Doing Business in the Middle East
|Posted on September 22, 2013 at 10:59 PM||comments (237)|
"Frack You!" "What the Frack?" "Frack-off!"
These are some of the phrases I found when I first started to explore the business implications of fracking. There are a lot of sites dedicated to the evils of fracking. Many of the major energy companies have sections on all the positives of fracking. There are even sites that show the two groups fighting it out. What I could not find was anyplace that had unbiased, research-based, educated information on the topic.
I know a lot of people. I know a lot of people in academia, I know a lot of people in business, I know a lot of people across the world, I even know a few Heads of State but the bottom line is, I know some really smart people... so couldn't I pull together some of these people to find out "What the Frack"?
|Posted on April 12, 2013 at 9:36 PM||comments (34)|
All of Saudi's new Economic Cities are being built with strong environmental specifications. One of the key ideas around building these cities is to create private sector opportunities (via jobs, new businesses, new ways of living as well as private investment opportunities.
King Abdullah Economic City (KAEC) is divided into six main components:
KAEC is the only one of the new cities that does not center around a specific industry. It is in an ideal for diverse commerce because of its location on the coast of the Red Sea.
In Hail, you will find Prince Abdul Aziz Bin Mousaed Economic City. The goal& planning is is to have a population of over 80,000 people. The intent is to be the hub of transportation routes in the Middle East through:
Near the holy mosque of the Prophet, in Medinah is the Knowledge Economic City. Interesting, particularly given its proximity to the holy mosque, this city is planned around Islamic themes, Islamic civilization studies and eventually a theme-park based around the Prophet and Islam. Medinah will also have science, health & medical, technical and other colleges. This Economic City should have a population of around 200,000. (With that kind of population & the tourist and holy attractions, hotels and retail are also being planned.)
On the Red Seat in the southwestern part of the kingdom will be the largest of the new Economic cities, Jazan. Jazan's industry will be the more labor-centric, focusing on things like energy, agriculture, commercial fishing (both packaging and distribution). And of course, in Jazan, given their location on the Red Sea, there will include (my favorite), water desalination plants and power distribution centers.
These are all very aggressive initiatives. It takes significant and long-term commitment to growth (both through population and economic) and innovation by both the government and the private sector. These initiatives could not happen in a country that did not have serious money to invest in the infrastructure and development of these cities. We need to applaud the progress in the Kingdom and hopefully when we come out of the economic toilet in the US & Europe, we too will be able to take-on such aggressive projects to also see cities of the future.
|Posted on March 18, 2013 at 8:24 PM||comments (44)|

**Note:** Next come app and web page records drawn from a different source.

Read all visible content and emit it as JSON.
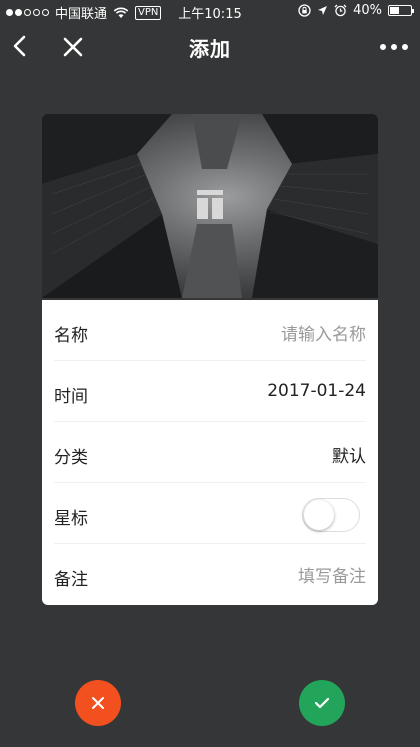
{
  "status_bar": {
    "carrier": "中国联通",
    "vpn": "VPN",
    "time": "上午10:15",
    "battery": "40%"
  },
  "nav": {
    "title": "添加"
  },
  "form": {
    "rows": [
      {
        "label": "名称",
        "value": "请输入名称",
        "is_placeholder": true
      },
      {
        "label": "时间",
        "value": "2017-01-24",
        "is_placeholder": false
      },
      {
        "label": "分类",
        "value": "默认",
        "is_placeholder": false
      },
      {
        "label": "星标",
        "toggle_on": false
      },
      {
        "label": "备注",
        "value": "填写备注",
        "is_placeholder": true
      }
    ]
  },
  "colors": {
    "background": "#353637",
    "cancel": "#f2501e",
    "confirm": "#22a55b"
  },
  "icons": {
    "back": "chevron-left-icon",
    "close": "close-icon",
    "more": "more-dots-icon",
    "cancel": "close-icon",
    "confirm": "check-icon"
  }
}
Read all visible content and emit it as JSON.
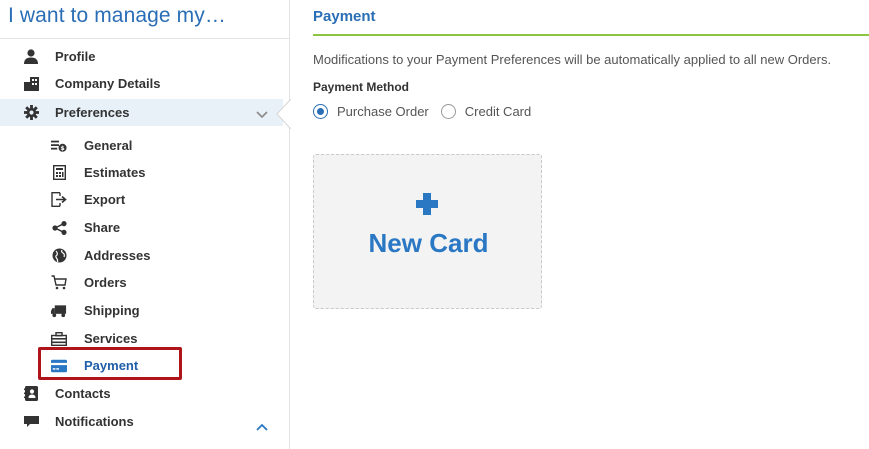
{
  "sidebar": {
    "heading": "I want to manage my…",
    "items": [
      {
        "label": "Profile",
        "icon": "user-icon"
      },
      {
        "label": "Company Details",
        "icon": "building-icon"
      },
      {
        "label": "Preferences",
        "icon": "gear-icon",
        "expanded": true
      },
      {
        "label": "Contacts",
        "icon": "address-book-icon"
      },
      {
        "label": "Notifications",
        "icon": "comment-icon"
      }
    ],
    "preferences_items": [
      {
        "label": "General",
        "icon": "general-settings-icon"
      },
      {
        "label": "Estimates",
        "icon": "calculator-icon"
      },
      {
        "label": "Export",
        "icon": "export-icon"
      },
      {
        "label": "Share",
        "icon": "share-icon"
      },
      {
        "label": "Addresses",
        "icon": "globe-icon"
      },
      {
        "label": "Orders",
        "icon": "cart-icon"
      },
      {
        "label": "Shipping",
        "icon": "truck-icon"
      },
      {
        "label": "Services",
        "icon": "services-icon"
      },
      {
        "label": "Payment",
        "icon": "credit-card-icon",
        "selected": true
      }
    ]
  },
  "main": {
    "title": "Payment",
    "info": "Modifications to your Payment Preferences will be automatically applied to all new Orders.",
    "method_label": "Payment Method",
    "options": [
      {
        "label": "Purchase Order",
        "checked": true
      },
      {
        "label": "Credit Card",
        "checked": false
      }
    ],
    "new_card_label": "New Card"
  },
  "colors": {
    "accent_blue": "#2a6eb5",
    "rule_green": "#8cc63f",
    "highlight_red": "#b0141b",
    "active_bg": "#e8f0f8"
  }
}
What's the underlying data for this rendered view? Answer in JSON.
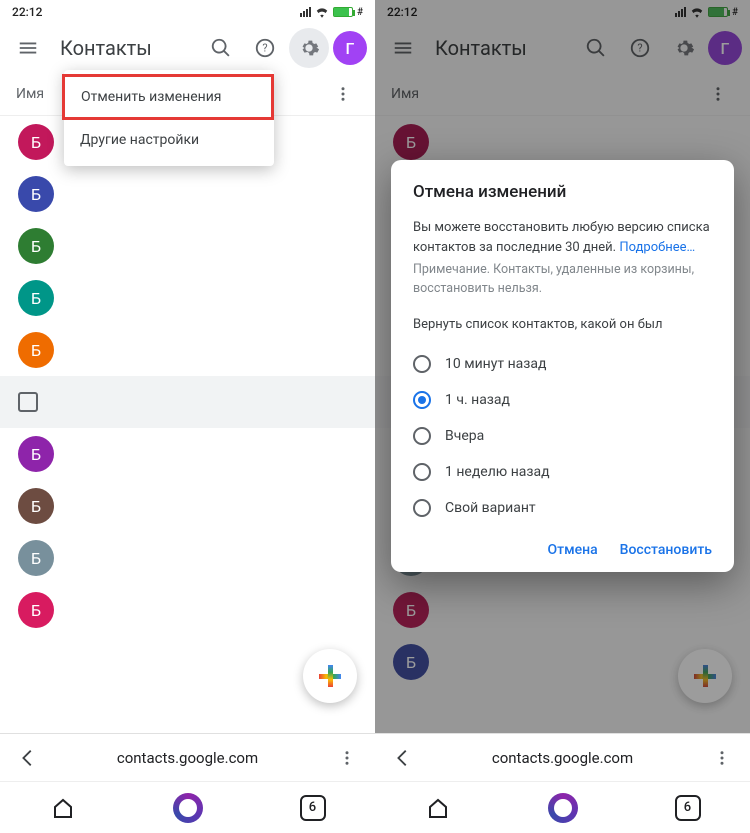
{
  "status": {
    "time": "22:12"
  },
  "header": {
    "title": "Контакты",
    "avatar_letter": "Г"
  },
  "section": {
    "label": "Имя"
  },
  "dropdown": {
    "item_undo": "Отменить изменения",
    "item_other": "Другие настройки"
  },
  "contacts": {
    "letter": "Б",
    "colors": [
      "#c2185b",
      "#3949ab",
      "#2e7d32",
      "#009688",
      "#ef6c00",
      "#8e24aa",
      "#6d4c41",
      "#78909c",
      "#d81b60",
      "#3f51b5"
    ]
  },
  "urlbar": {
    "url": "contacts.google.com"
  },
  "botnav": {
    "tab_count": "6"
  },
  "dialog": {
    "title": "Отмена изменений",
    "desc_a": "Вы можете восстановить любую версию списка контактов за последние 30 дней. ",
    "desc_link": "Подробнее…",
    "note": "Примечание. Контакты, удаленные из корзины, восстановить нельзя.",
    "prompt": "Вернуть список контактов, какой он был",
    "options": [
      "10 минут назад",
      "1 ч. назад",
      "Вчера",
      "1 неделю назад",
      "Свой вариант"
    ],
    "selected_index": 1,
    "cancel": "Отмена",
    "restore": "Восстановить"
  }
}
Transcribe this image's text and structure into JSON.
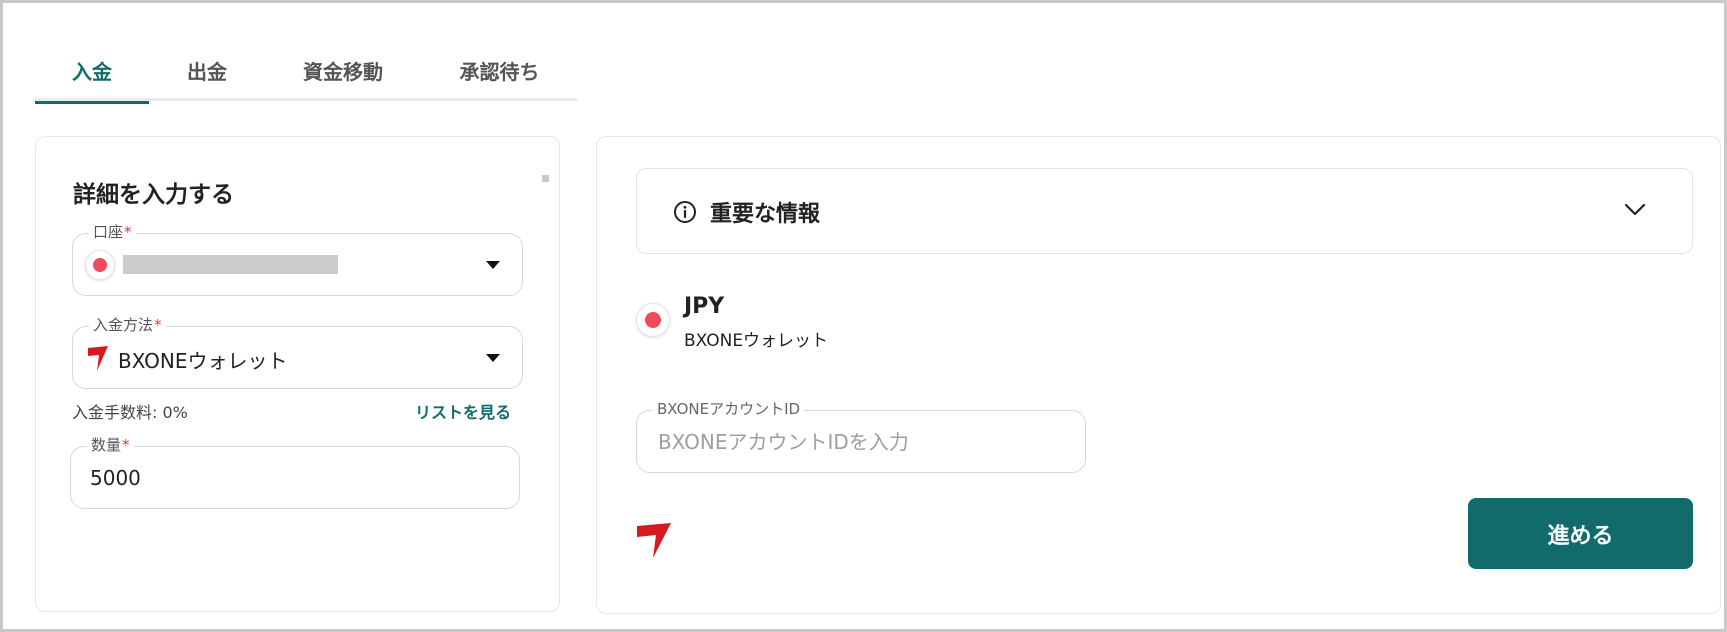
{
  "tabs": [
    {
      "label": "入金",
      "active": true
    },
    {
      "label": "出金",
      "active": false
    },
    {
      "label": "資金移動",
      "active": false
    },
    {
      "label": "承認待ち",
      "active": false
    }
  ],
  "details": {
    "title": "詳細を入力する",
    "account": {
      "label": "口座",
      "required_mark": "*",
      "value_masked": true
    },
    "deposit_method": {
      "label": "入金方法",
      "required_mark": "*",
      "value": "BXONEウォレット"
    },
    "fee_text": "入金手数料: 0%",
    "list_link": "リストを見る",
    "quantity": {
      "label": "数量",
      "required_mark": "*",
      "value": "5000"
    }
  },
  "info_panel": {
    "title": "重要な情報",
    "icon": "info-icon",
    "expand_icon": "chevron-down-icon"
  },
  "summary": {
    "currency": "JPY",
    "method": "BXONEウォレット"
  },
  "bxone_account": {
    "label": "BXONEアカウントID",
    "placeholder": "BXONEアカウントIDを入力",
    "value": ""
  },
  "proceed_button": "進める",
  "colors": {
    "accent": "#116b6a",
    "currency_dot": "#ef4b5a",
    "brand_red": "#d71920",
    "required": "#e53935"
  }
}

In my continued fascination (okay, obsession) with learning about water desalination in the Middle East, I saw today that the Governor of Riyadh is launching a 1.6 Saudi Riyals water desal effort. What makes this one so interesting is that he has VERY AGGRESSIVELY planned the project, which is normally an 18-month time frame into a 6-month window.
I hope they have some amazing project managers who work well together, realize the importance of the project time-line and who speak-up when necessary to ensure that the project does not fail. I really hope that someone invests in Joseph Grenny's books/ CDs on "Silence Fails" before they start the project on April 6th!
I found this very interesting article by George Pitagorsky he states that "It is usually when the project is over or under managed that we have failures. Common project management causes of failure are:
|Posted on March 15, 2013 at 10:50 AM||comments (29)|